Counterpoints: Please be aware that the above contains a host of forward-looking statements from quite a distance from either Gilead or AbbVie. Only the companies and the FDA know all the data. Of the Gilead and AbbVie products/regimens discussed, only Sovaldi is actually approved by any regulatory agency to be marketed. So, a zone of uncertainty should surround the comparison between sofosbuvir-ledipasvir and the more complex AbbVie regimen.

It must also be mentioned that there is more than one patent suit against Gilead related to sofosbuvir.

Summary: Hepatitis C is now curable, and improved regimens with a high degree of tolerability loom large on the near horizon. This disease is of high interest to public health officials worldwide. My own guess is that perhaps 30 million people are rich enough, usually through insurance, to be strong revenue sources for the corporations that develop and market the best cures. Given that the latest IMS data I have seen (granted, on a chat board) suggests a 200,000 patient run-rate for Sovaldi, if most infected patients get treated, there are many years of high profits for Gilead and its competitors in the pharmaceutical industry to be gained. They will be doing well by doing good.

Because of Gilead's burgeoning, even booming, hep C franchise; its HIV franchise that it improves as rapidly as it can; and due to other growth areas, my own view is that its GAAP earnings of $1.33/share in Q1 are quickly going to be surpassed, perhaps as soon as Q2, but if not, in Q4 and next year, when Japan should open up to Sovaldi and the combination product. $10/share at a mere 16X P/E suggests a double, and this may be around the corner.

AbbVie has some troubles, given Humira's pending patent expiration and the uncertainties with obtaining a real home run in the hep C field. The company does, however, have other pipeline products and other branded products. Given the obvious issues, my sense is that there is little compelling reason to purchase ABBV shares; there also is probably little compelling reason for satisfied ABBV shareholders to sell.

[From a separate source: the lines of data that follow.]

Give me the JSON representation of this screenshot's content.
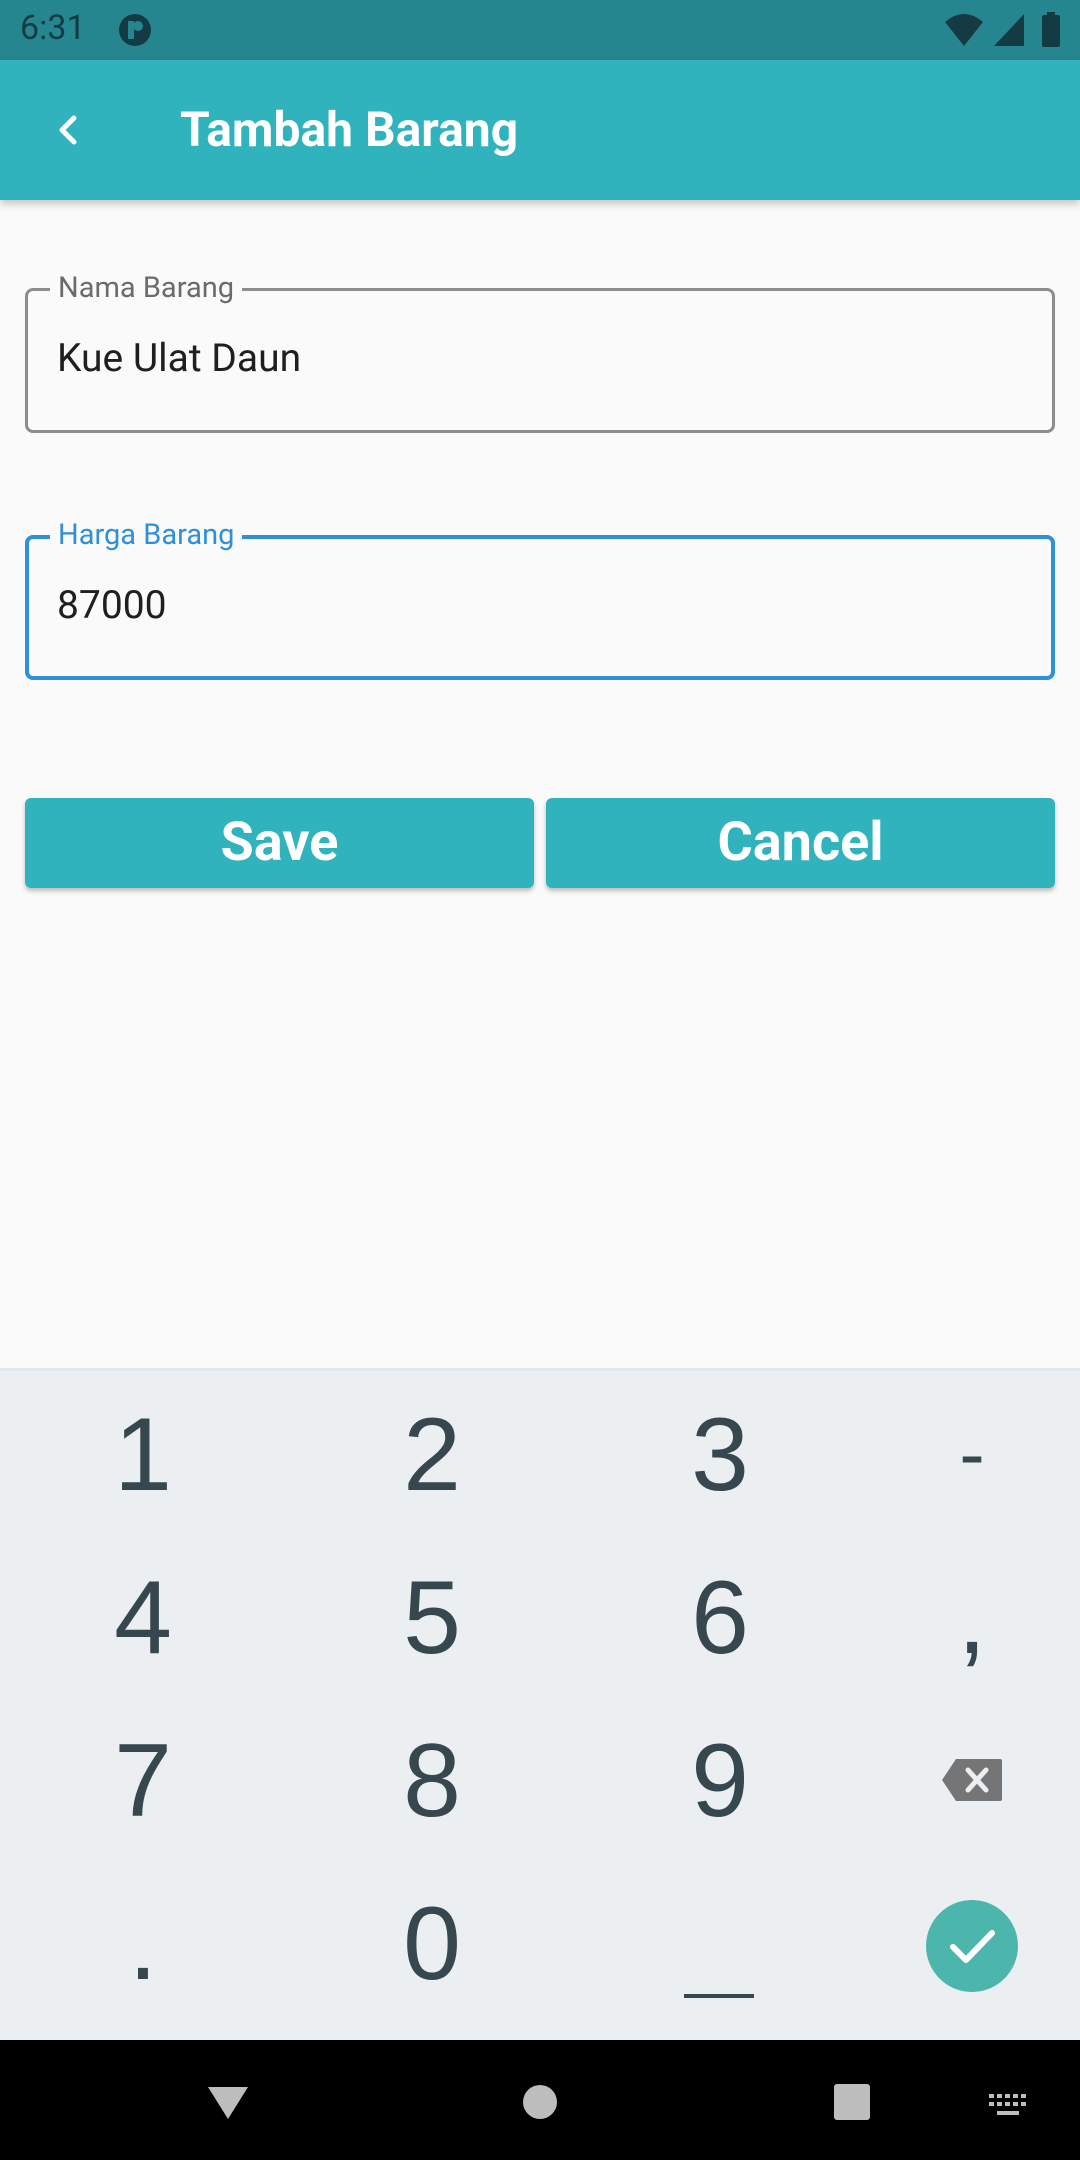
{
  "status_bar": {
    "time": "6:31"
  },
  "app_bar": {
    "title": "Tambah Barang"
  },
  "form": {
    "nama_barang": {
      "label": "Nama Barang",
      "value": "Kue Ulat Daun"
    },
    "harga_barang": {
      "label": "Harga Barang",
      "value": "87000"
    }
  },
  "buttons": {
    "save": "Save",
    "cancel": "Cancel"
  },
  "keyboard": {
    "keys": [
      "1",
      "2",
      "3",
      "-",
      "4",
      "5",
      "6",
      ",",
      "7",
      "8",
      "9",
      ".",
      "0"
    ]
  },
  "colors": {
    "primary": "#30b3bd",
    "status_bar": "#258690",
    "focus": "#2f8fd9",
    "keyboard_bg": "#eceff1",
    "key_text": "#37474f",
    "enter_key": "#4db6ac"
  },
  "icons": {
    "back": "chevron-left-icon",
    "backspace": "backspace-icon",
    "enter": "check-icon",
    "nav_back": "triangle-back-icon",
    "nav_home": "circle-home-icon",
    "nav_recents": "square-recents-icon",
    "nav_keyboard": "keyboard-icon"
  }
}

Conclusion: Based on my own review of the publicly available data and comments by various experts, and on my knowledge of blockbuster drug product launches, I remain persuaded that GILD could be analogous to Apple (NASDAQ:AAPL) of about four years ago, when the iPad was introduced to a delirious reception. AAPL was up a lot from earlier years, the crash year of 2008 notwithstanding, yet it began 2010 around $200, and the rest is well-known history. GILD is "high," but its hep C franchise could be so powerful, and its other business lines and pipeline so strong as well, that it is possible that investors who are not long GILD might, fairly soon, look back at today's GILD price and wonder why they missed the new rocket.

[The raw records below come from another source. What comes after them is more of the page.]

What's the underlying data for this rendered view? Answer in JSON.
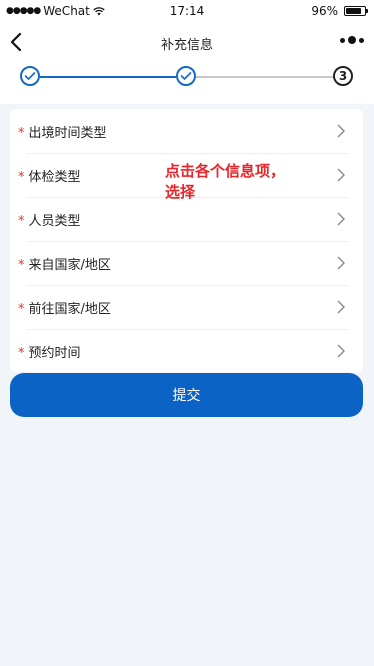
{
  "status_bar": {
    "carrier": "WeChat",
    "time": "17:14",
    "battery_percent": "96%",
    "battery_level": 0.96
  },
  "nav": {
    "title": "补充信息"
  },
  "steps": [
    {
      "state": "done",
      "label": ""
    },
    {
      "state": "done",
      "label": ""
    },
    {
      "state": "current",
      "label": "3"
    }
  ],
  "form": {
    "required_mark": "*",
    "items": [
      {
        "label": "出境时间类型"
      },
      {
        "label": "体检类型"
      },
      {
        "label": "人员类型"
      },
      {
        "label": "来自国家/地区"
      },
      {
        "label": "前往国家/地区"
      },
      {
        "label": "预约时间"
      }
    ]
  },
  "annotation": {
    "line1": "点击各个信息项，",
    "line2": "选择"
  },
  "submit_label": "提交",
  "colors": {
    "accent": "#0b64c5",
    "annotation": "#e8262b",
    "required": "#e5342d",
    "background": "#f1f4f9"
  }
}
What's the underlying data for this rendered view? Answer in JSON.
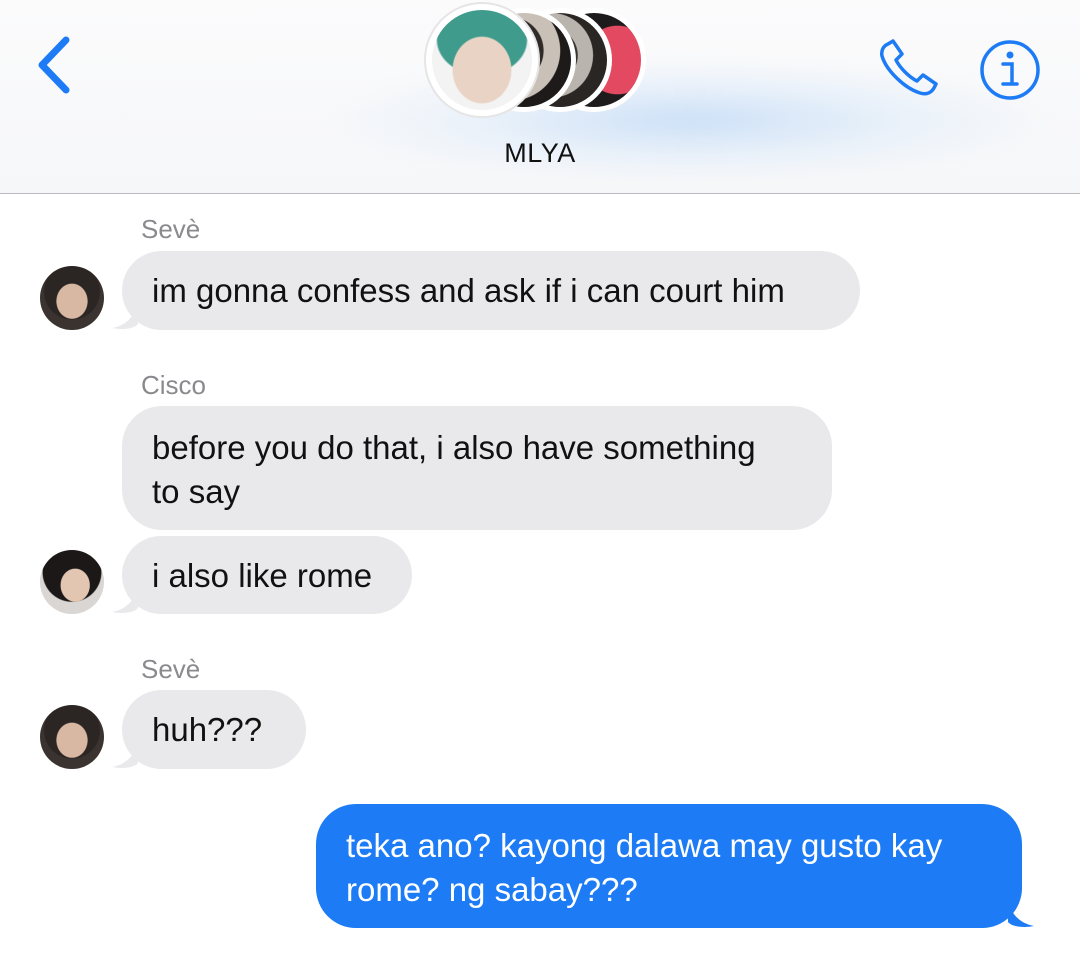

It is not just I who thinks that way. S&P's Capital IQ recently updated its assessment of GILD's prospects, and believes that the fair value per share is $176.

GILD clearly has earnings momentum, is rapidly regaining price momentum, and may be one of the most undervalued stocks in the United States. My assessment of its current and near-term positioning in the hep C market is also bullish, and I suspect that the Street may be overestimating the competitive threat from AbbVie and other companies.

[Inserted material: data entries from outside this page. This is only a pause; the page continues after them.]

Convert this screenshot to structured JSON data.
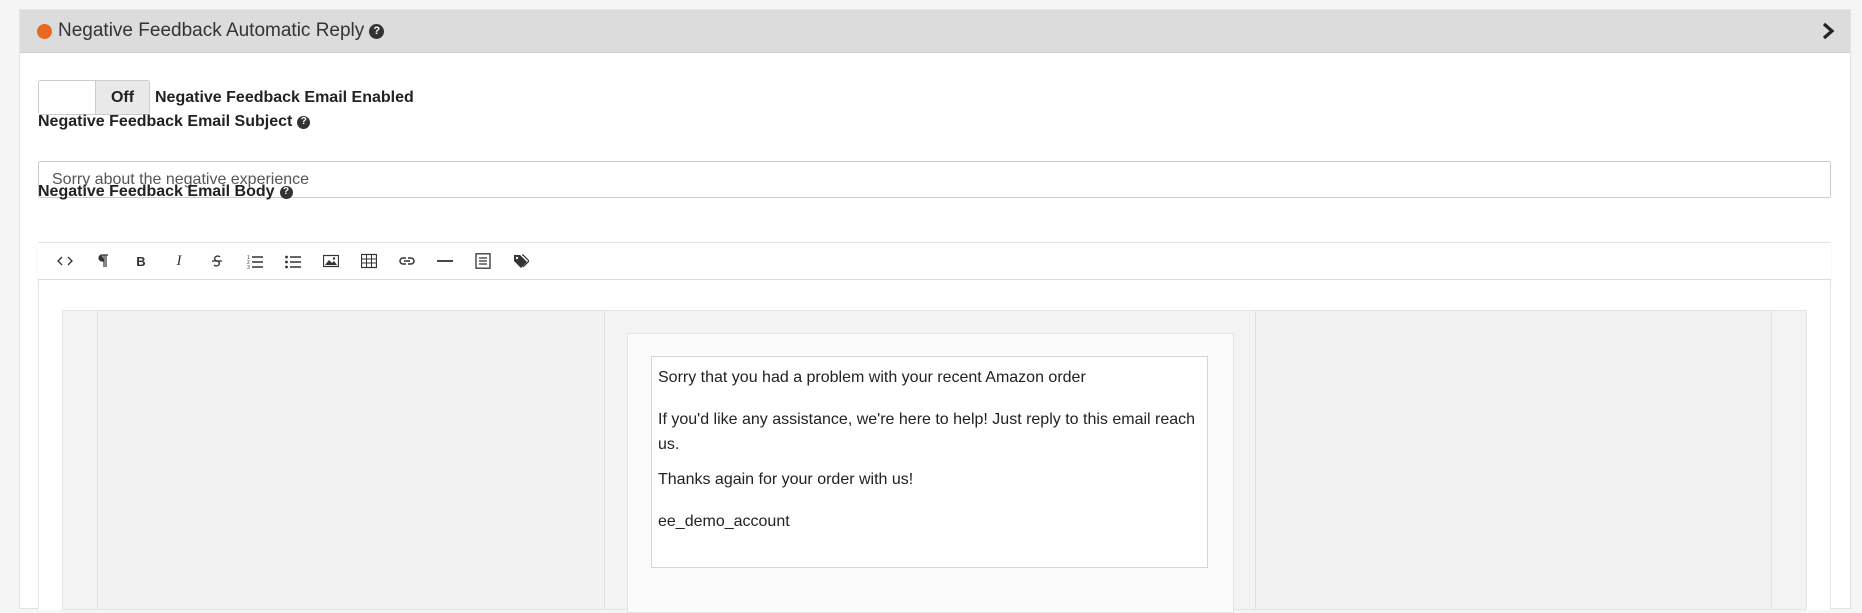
{
  "panel": {
    "title": "Negative Feedback Automatic Reply",
    "status_color": "#e8691e"
  },
  "toggle": {
    "state": "Off",
    "label": "Negative Feedback Email Enabled"
  },
  "subject": {
    "label": "Negative Feedback Email Subject",
    "value": "Sorry about the negative experience"
  },
  "body": {
    "label": "Negative Feedback Email Body",
    "toolbar": [
      "html-icon",
      "paragraph-icon",
      "bold-icon",
      "italic-icon",
      "strikethrough-icon",
      "ordered-list-icon",
      "unordered-list-icon",
      "image-icon",
      "table-icon",
      "link-icon",
      "horizontal-rule-icon",
      "align-icon",
      "tags-icon"
    ],
    "message": {
      "line1": "Sorry that you had a problem with your recent Amazon order",
      "line2": "If you'd like any assistance, we're here to help! Just reply to this email reach us.",
      "line3": "Thanks again for your order with us!",
      "signature": "ee_demo_account"
    }
  }
}
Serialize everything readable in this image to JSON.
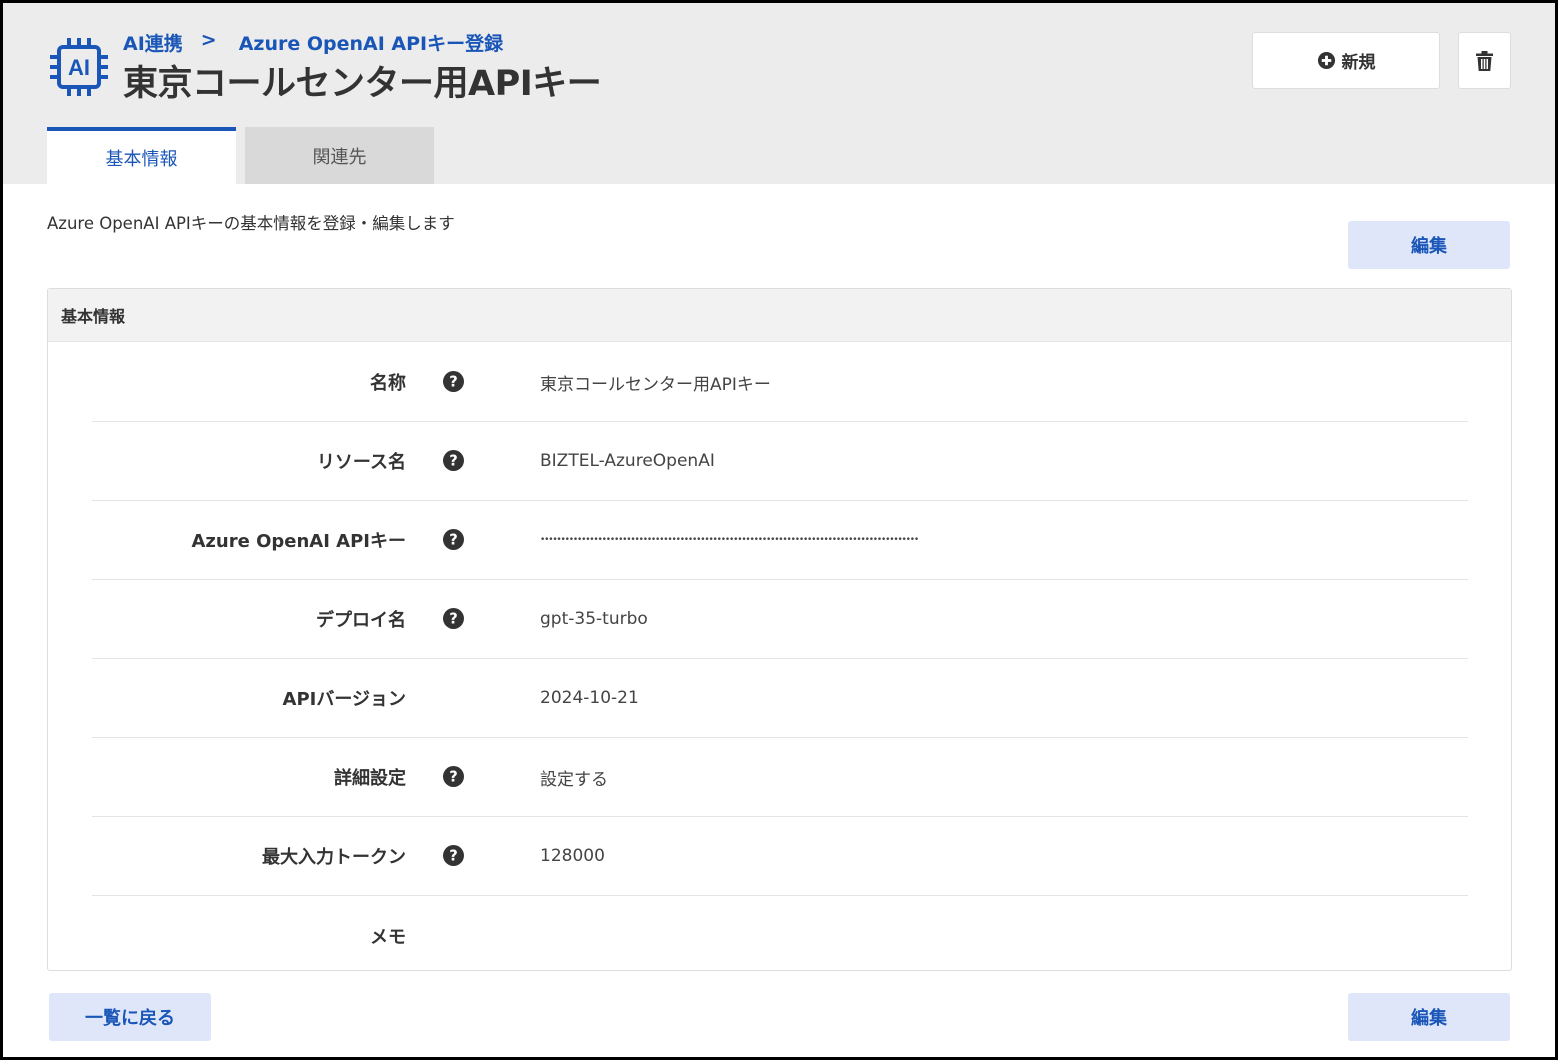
{
  "breadcrumb": {
    "parent": "AI連携",
    "separator": ">",
    "current": "Azure OpenAI APIキー登録"
  },
  "page_title": "東京コールセンター用APIキー",
  "logo_text": "AI",
  "actions": {
    "new_label": "新規"
  },
  "tabs": [
    {
      "label": "基本情報"
    },
    {
      "label": "関連先"
    }
  ],
  "description": "Azure OpenAI APIキーの基本情報を登録・編集します",
  "edit_label": "編集",
  "back_label": "一覧に戻る",
  "panel": {
    "title": "基本情報",
    "fields": [
      {
        "label": "名称",
        "value": "東京コールセンター用APIキー"
      },
      {
        "label": "リソース名",
        "value": "BIZTEL-AzureOpenAI"
      },
      {
        "label": "Azure OpenAI APIキー",
        "value": "••••••••••••••••••••••••••••••••••••••••••••••••••••••••••••••••••••••••••••••••••••••••••••"
      },
      {
        "label": "デプロイ名",
        "value": "gpt-35-turbo"
      },
      {
        "label": "APIバージョン",
        "value": "2024-10-21"
      },
      {
        "label": "詳細設定",
        "value": "設定する"
      },
      {
        "label": "最大入力トークン",
        "value": "128000"
      },
      {
        "label": "メモ",
        "value": ""
      }
    ]
  },
  "colors": {
    "accent": "#1a56b8",
    "header_bg": "#ececec",
    "button_bg": "#dfe6fa"
  },
  "icons": {
    "logo": "ai-chip-icon",
    "new": "plus-circle-icon",
    "delete": "trash-icon",
    "help": "question-circle-icon"
  }
}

GILD, thus, appears to be a rare situation. It's trading around 11X forward estimated next 12-month earnings, and those earnings could come in nicely above expectations. Yet, its historical P/E is around 22X, per Value Line.

If there's a bubble in the stock market, it is not present in GILD shares, that's for certain.

Source: A Physician Compares Gilead's And AbbVie's Hepatitis C Products

Additional disclosure: Not investment advice. I am not an investment adviser. All information presented is believed by me to be accurate (typos excepted), but please check any and all such assertions made herein before investing in GILD or ABBV based in whole or in part on this article. Accuracy in all respects cannot be guaranteed. Also note that I am a retired physician and was not a specialist in liver or infectious diseases.